Canadians who never have their joint pains and aches examined by a doctor could be making the problem much worse, The Arthritis Society warns. The Society is encouraging people during Arthritis Awareness Month in September to complete a short quiz at www.arthritisquiz.ca to help them determine whether they have osteoarthritis (OA) and prevent long-term joint damage.
“Joint pain is a daily reality for millions of Canadians, but unfortunately many never follow up with their health-care provider. Some think it’s an inevitable part of aging, others hope it will go away,” says Steven McNair, President and CEO of The Arthritis Society. “Learning more about what lies behind your joint pain is a major quality of life issue. Establishing an early diagnosis of osteoarthritis is critical to the outcome of the disease, since it only gets progressively worse and therapies work best when started as early as possible.”
OA is the most common type of arthritis, affecting more than three million Canadians. While anyone can get OA, it is more common as we age. It occurs when cartilage, the tough elastic material that covers and protects the ends of bones, begins to wear away. The result is pain, stiffness, swelling and bone-on-bone movement in the affected joint. Joints commonly affected are the end joints of fingers, the middle joints of fingers, hips, knees and the neck (cervical spine). Over 90 per cent of the more than 58,000 annual joint replacement surgeries in Canada result from the end stage of joint damage caused by OA.
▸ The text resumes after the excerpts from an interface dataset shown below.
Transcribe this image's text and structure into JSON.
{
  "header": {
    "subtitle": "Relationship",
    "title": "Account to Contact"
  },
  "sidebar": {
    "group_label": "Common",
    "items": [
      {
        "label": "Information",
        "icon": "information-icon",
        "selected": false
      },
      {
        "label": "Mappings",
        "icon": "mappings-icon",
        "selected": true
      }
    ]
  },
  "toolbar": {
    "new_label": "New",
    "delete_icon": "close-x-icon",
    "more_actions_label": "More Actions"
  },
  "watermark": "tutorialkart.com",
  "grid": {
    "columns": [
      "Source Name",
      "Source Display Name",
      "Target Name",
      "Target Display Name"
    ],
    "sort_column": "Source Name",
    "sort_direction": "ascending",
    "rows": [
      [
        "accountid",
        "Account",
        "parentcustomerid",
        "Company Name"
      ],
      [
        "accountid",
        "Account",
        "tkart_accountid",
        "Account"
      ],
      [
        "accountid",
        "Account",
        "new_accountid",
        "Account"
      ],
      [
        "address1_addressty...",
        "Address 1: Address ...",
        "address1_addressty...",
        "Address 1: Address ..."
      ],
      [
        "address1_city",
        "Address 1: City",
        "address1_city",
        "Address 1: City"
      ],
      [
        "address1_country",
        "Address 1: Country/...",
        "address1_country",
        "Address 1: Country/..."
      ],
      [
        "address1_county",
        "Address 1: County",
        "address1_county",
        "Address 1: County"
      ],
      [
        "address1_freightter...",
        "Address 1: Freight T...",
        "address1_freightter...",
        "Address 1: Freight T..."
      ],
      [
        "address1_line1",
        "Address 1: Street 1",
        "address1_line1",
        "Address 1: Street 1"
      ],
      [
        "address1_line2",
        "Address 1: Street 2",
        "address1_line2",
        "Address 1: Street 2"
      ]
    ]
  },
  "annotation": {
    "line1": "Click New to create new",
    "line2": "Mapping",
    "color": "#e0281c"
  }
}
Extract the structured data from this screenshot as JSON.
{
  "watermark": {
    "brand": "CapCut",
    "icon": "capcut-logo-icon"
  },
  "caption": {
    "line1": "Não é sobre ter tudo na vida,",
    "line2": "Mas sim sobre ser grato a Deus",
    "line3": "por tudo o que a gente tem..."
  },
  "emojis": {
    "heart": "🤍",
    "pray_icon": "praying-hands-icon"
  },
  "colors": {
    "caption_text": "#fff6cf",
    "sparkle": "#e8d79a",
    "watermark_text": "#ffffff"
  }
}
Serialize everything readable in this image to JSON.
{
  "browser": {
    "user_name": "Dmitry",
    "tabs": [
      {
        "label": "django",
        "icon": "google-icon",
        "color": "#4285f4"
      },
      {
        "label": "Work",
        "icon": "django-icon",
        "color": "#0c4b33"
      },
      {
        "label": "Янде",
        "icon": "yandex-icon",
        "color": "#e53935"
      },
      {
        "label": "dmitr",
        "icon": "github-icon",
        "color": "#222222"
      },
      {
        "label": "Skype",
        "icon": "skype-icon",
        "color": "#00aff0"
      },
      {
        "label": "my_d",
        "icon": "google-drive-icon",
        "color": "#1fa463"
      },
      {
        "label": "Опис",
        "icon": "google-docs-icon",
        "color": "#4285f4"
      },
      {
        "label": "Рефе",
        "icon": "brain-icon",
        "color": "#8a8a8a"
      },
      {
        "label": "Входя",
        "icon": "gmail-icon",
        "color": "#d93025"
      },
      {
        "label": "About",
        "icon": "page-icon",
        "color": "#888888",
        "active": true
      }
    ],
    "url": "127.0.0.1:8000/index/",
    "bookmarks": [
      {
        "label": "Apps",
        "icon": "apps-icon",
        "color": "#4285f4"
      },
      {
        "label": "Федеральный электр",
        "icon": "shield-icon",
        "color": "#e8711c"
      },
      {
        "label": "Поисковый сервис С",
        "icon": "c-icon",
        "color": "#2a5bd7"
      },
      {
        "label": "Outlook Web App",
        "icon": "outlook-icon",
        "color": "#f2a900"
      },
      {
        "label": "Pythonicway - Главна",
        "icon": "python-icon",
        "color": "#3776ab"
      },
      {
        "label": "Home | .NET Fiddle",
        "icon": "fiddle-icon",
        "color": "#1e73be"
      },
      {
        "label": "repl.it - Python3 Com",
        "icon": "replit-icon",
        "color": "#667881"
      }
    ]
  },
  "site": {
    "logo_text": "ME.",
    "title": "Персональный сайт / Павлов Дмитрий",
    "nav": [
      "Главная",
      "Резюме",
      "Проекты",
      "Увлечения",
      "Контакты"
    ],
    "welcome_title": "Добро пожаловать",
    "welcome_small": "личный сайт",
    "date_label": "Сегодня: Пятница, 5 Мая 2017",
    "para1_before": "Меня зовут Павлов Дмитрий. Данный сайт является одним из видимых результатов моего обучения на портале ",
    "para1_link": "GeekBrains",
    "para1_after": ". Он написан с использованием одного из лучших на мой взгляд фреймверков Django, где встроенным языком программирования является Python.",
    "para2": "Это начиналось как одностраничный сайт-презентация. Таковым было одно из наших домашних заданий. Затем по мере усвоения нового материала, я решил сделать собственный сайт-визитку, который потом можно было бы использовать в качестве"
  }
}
While there is still no cure for OA, appropriate treatment and a healthy lifestyle can allow someone to take control of their disease. “Managing body weight through physical activity and a balanced diet is one of most effective ways of reducing joint pain,” Dr. Joanne Homik, Chair of The Arthritis Society’s Medical Advisory Committee, explains. “Losing 10 pounds reduces the pressure on each knee by 40 pounds. Being overweight puts an extra burden on your weight-bearing joints, such as the hips, knees, ankles and feet.”
Every September, The Arthritis Society aims to heighten awareness of the prevalence of arthritis in Canada and to raise much-needed funds for arthritis research and programs. In addition to useful resources, such as the toll-free Arthritis Information Line (1.800.321.1433) and website (www.arthritis.ca), The Society offers the Arthritis Self-Management Program and Chronic Pain Management Workshop, programs that inform participants on how to handle pain and stress, eat healthy and exercise with arthritis.